What are varicose veins?
Varicose veins are superficial veins (veins underneath the skin in our legs) that have become enlarged and swollen because the valves in them are damaged. The term is used to describe big, bulging, rope-like veins visible under the skin on the inside of the calf and thigh.
The valves in healthy leg veins ensure that blood from our legs makes it back to the heart, so that it can be oxygenated and recirculated. These valves allow the blood in our veins to flow in one direction, moving blood toward the heart, against gravity. If we didn't have these valves, blood in our legs would never make it back to our hearts for recirculation.
Varicose veins are painful dilated veins where the blood has pooled, since the one-way valves can no longer channel the blood up the leg towards the heart. This pooling stretches the veins, creating swollen and twisted veins that appear under the skin as rope-like vessels.
What causes varicose veins?
Varicose vein disease may occur for no identified reason. However, there are several factors that may increase your risk of developing varicose veins, such as:
- Excessive body weight
- Prolonged standing or sitting
- Hormonal changes
- Advancing age
What are the risks of varicose veins?
Varicose veins may not cause any problems, or they may cause aching pain, throbbing and discomfort. In some cases, varicose veins can lead to more serious health problems. These include:
- Sores or skin ulcers due to chronic (long-term) backing up of blood
- Bleeding - the skin over the veins becomes thin and easily injured

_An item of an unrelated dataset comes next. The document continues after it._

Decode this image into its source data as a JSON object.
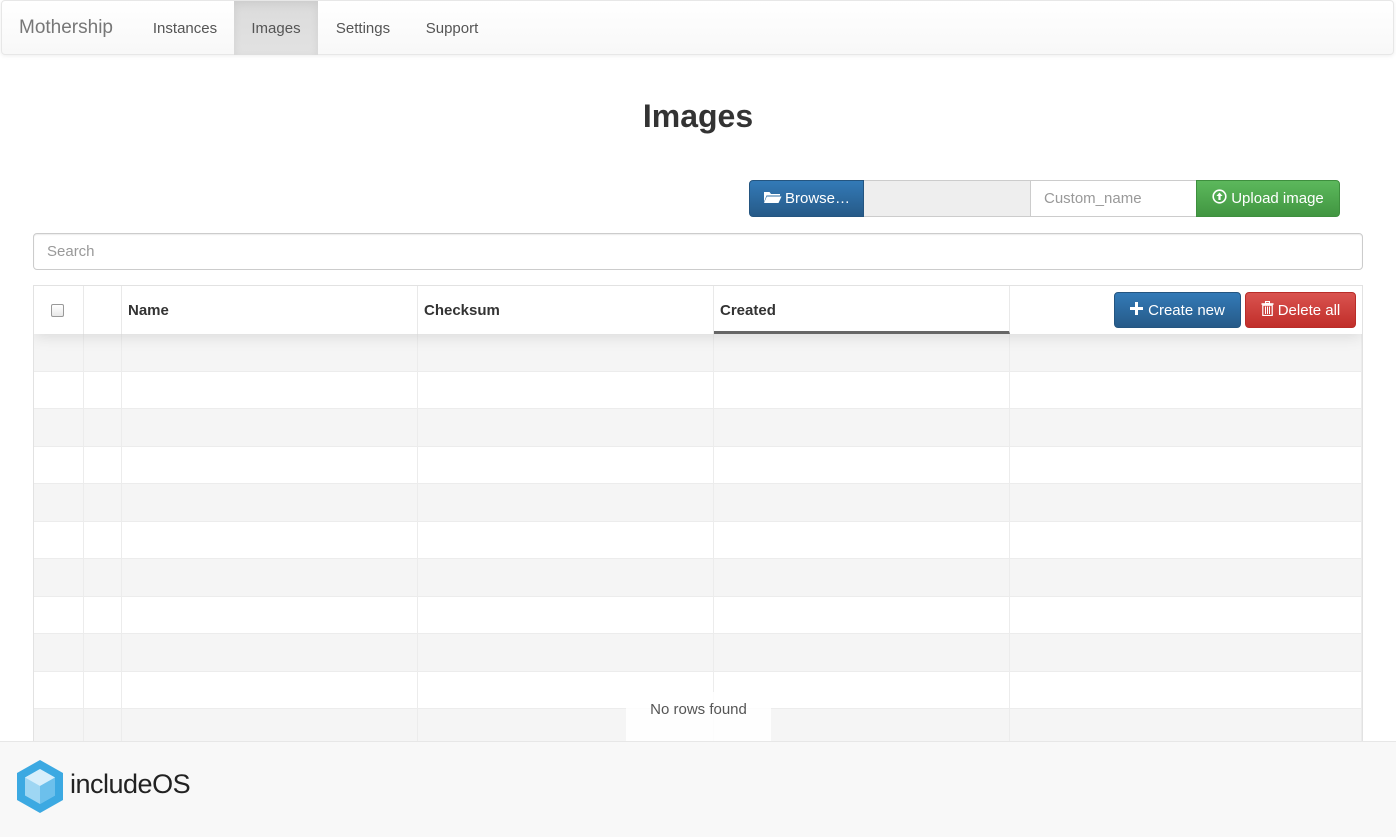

- Superficial Thrombophlebitis - a blood clot that forms in a vein just below the skin
- Deep Vein Thrombosis - a blood clot in a deeper vein